Last weekend I was in San Diego for the American Public Health Association conference, which is huuuge– at least 12,000 people were expected to attend. That means a lot of walking to and fro in a big convention center (and to a nearby enormous hotel for more meetings), and interacting with a lot-a-lot of people (albeit friendly public health folks).
I’m a classic extrovert (although the latest research and commentary is critical of the distinction and is at least reimagining it; here’s one newer take on it). However, even I can get tired of all that interaction with crowds of people all day long. So what’s the perfect antidote to a day of conferencing? an evening yoga class, of course.
It has been so much fun this year checking out yoga classes in other cities where I’ve been traveling for work. In July I encountered yin yoga for the first time at a lovely little studio in Tucson, AZ. I wrote glowingly about how relaxing and also intense it was and could be.
Checking out yoga (or any fitness opportunities) in a new place requires a bit of advance research. I was looking for studios that offered classes I was interested in at times I could make it, and were also relatively convenient to where I was staying. Yeah, I guess all that’s obvious. But I was also looking for classes that seemed interesting or different from what I usually do at home or at my local studio. And, for me, vigorous vinyasa was not on the table, as I’m still recovering from my sprained ankle (it’s going to take a few months to get back strength and balance. Sigh).

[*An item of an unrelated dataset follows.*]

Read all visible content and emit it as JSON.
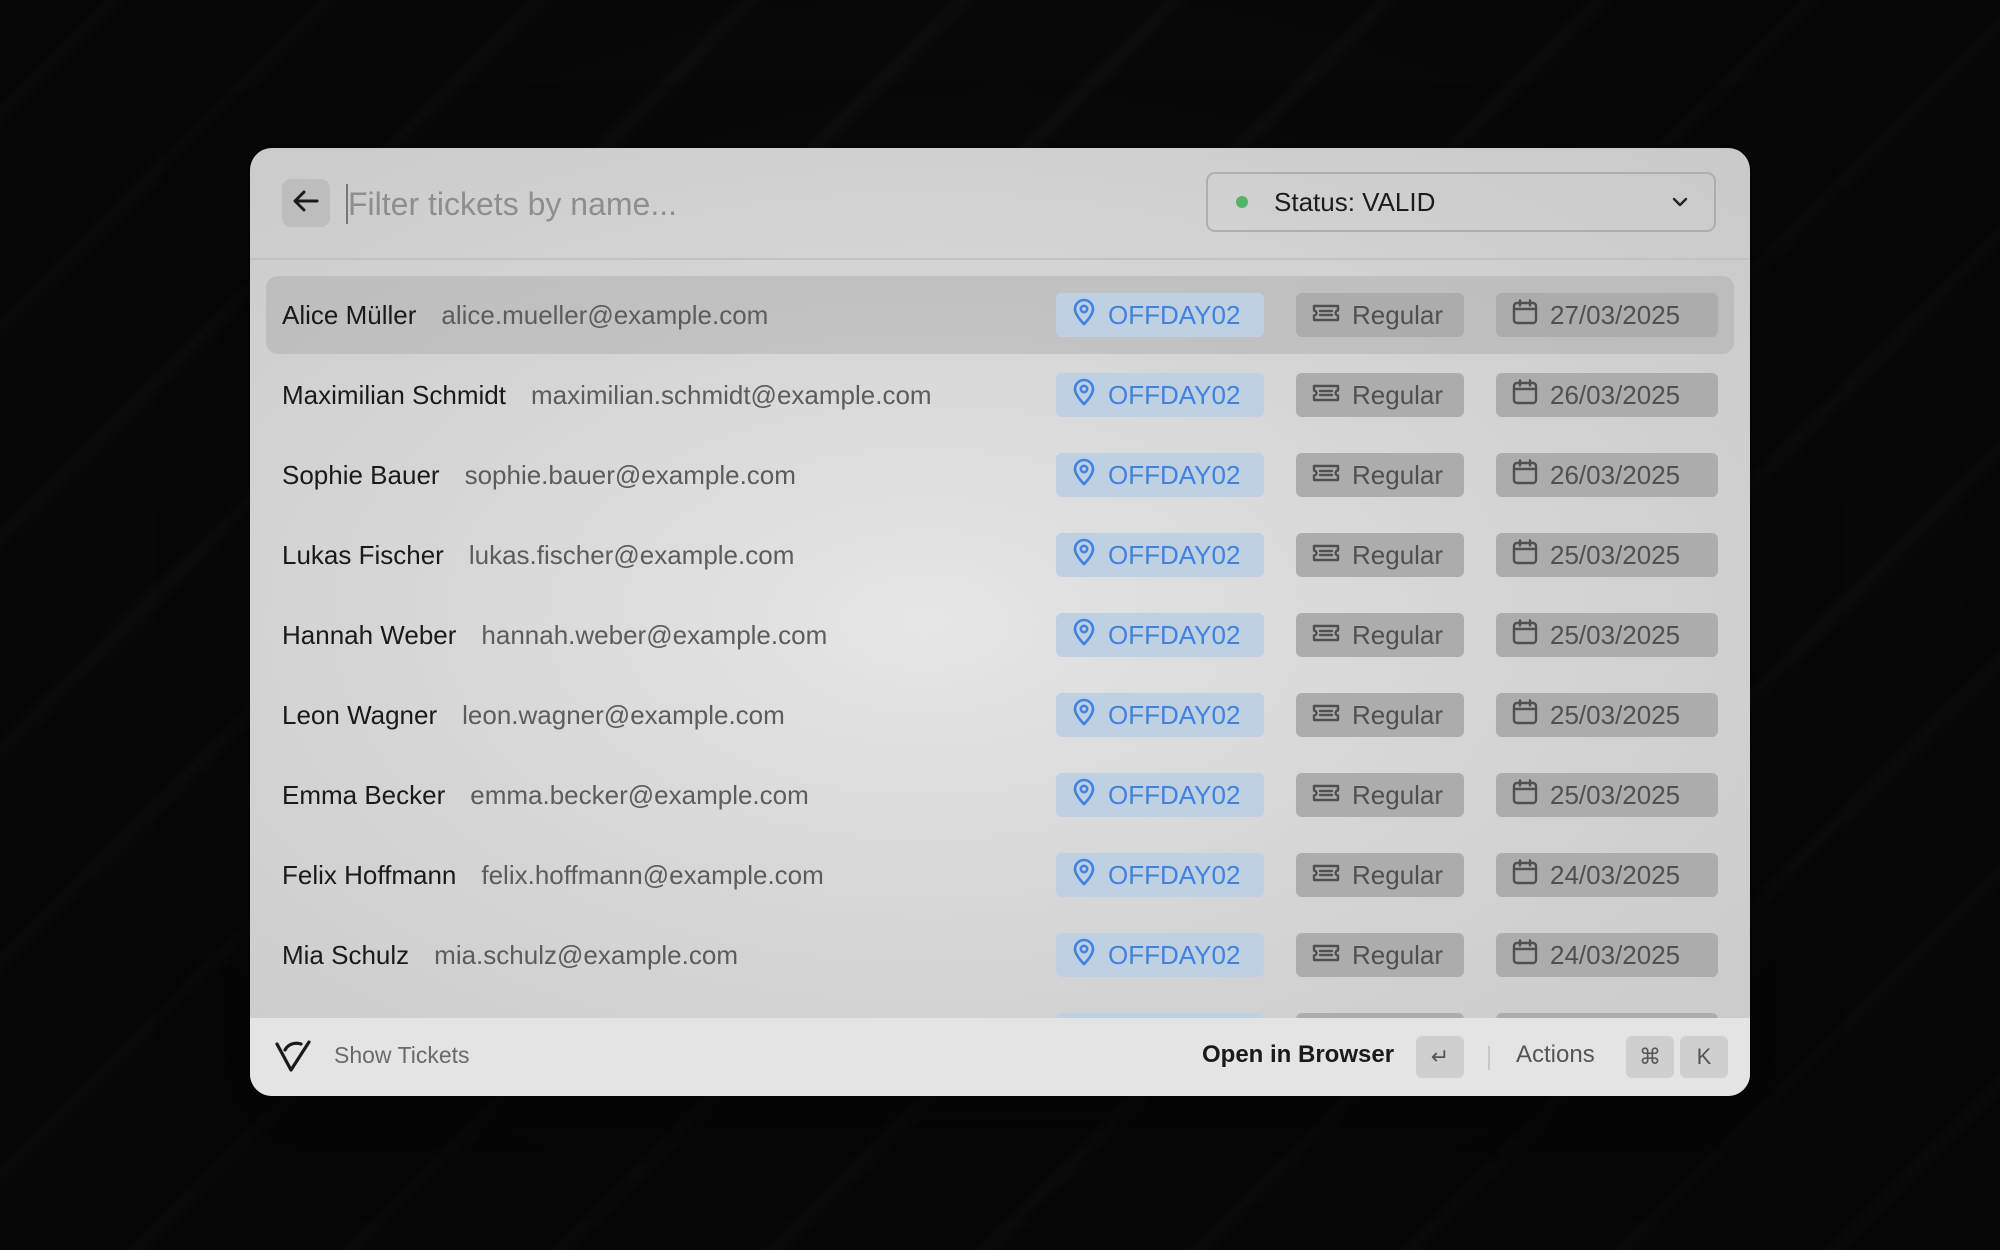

Imagine my surprise and curiosity when I saw this:
I was determined to check this out. I know what yin yoga is, and I have some idea about what reiki is, but hadn’t experienced them together in one class.
Also, I just love the name Yinki. It reminds me of the Teletubbies, in a good way.
By the way, even the Teletubbies do yoga. Well, actually, they watch some live-action kids do yoga. However, they seem flexible and rubbery enough to do many poses. You can check out the episode here.
Back to the yinki class. Full disclosure: I am a reiki skeptic. However, the yin part of yinki was enough to get me in the door. And look what I saw when I entered this beautiful space:
The studio, called The Little Yoga Studio, is indeed little, but beautifully fitted up with warm wood paneled walls and honey-colored wood floors. I borrowed a mat from them, got my blocks, bolster, strap, and even a little eye pillow, and proceeded to set up.
I was careful to put my mat in an inconspicuous spot, as the regulars at my studio can get a little territorial about their spaces. Maybe it’s a Boston thing; after all, Bostonians are notorious for saving parking spaces in winter after they’ve shoveled their cars out. Lawn chairs and trash cans are the favored spot markers, but just about anything obtrusive will do.
However, when I asked these women whether I was in anyone’s way, they looked friendly but quizzical. They told me I could go anywhere I liked. Okay, then..
What followed was 75 minutes of sometimes intense, sometimes soothing yin yoga. The teacher went around to each of us and put her hands on us during every extended pose. That was the Reiki part. She also used some essential oils (I noticed the lavender especially) that she had on her hands, which smelled nice and not overpowering.
I didn’t feel anything unusual during the Reiki, but it was really nice to be personally attended to, and it felt comforting and not at all intrusive. I admit that I don’t mind at all when a yoga teacher touches me for adjustment; YMMV. If you’re not feeling touch-friendly, this is probably not the class for you. But it felt therapeutic, business-like as it were, and fine.
Finding ways to be active, to move and stretch, to connect with how I’m feeling during conference travel is more important to me these days. Partly it’s because travel is harder on my 56-year-old body. Air travel is uncomfortable no matter what, and my plane to LAX seemed even more tin-can-like than usual. Then there’s jet lag, restaurant food, reception food, and more sitting than I would prefer.
There’s another reason I like to be active while traveling: connecting to a local studio or local active event makes me feel more at home, in part because I’m around people who are at their home. It’s a good way to learn about potentially new-to-us ways that people do the things we do. I’ve found this by doing some local group rides while traveling, and visiting local yoga places is a new fun thing that’s easier to do than cycling– less gear required, and if I pick the wrong level by mistake, I’m still in the same studio with everyone else. That is, all yoga classes are no-drop. I like that.
Dear readers– have you had good (or bad) experiences dropping in on yoga or exercise or other classes while you were out of town? Do you recommend this? Do you have any tips? I’d love to hear from you.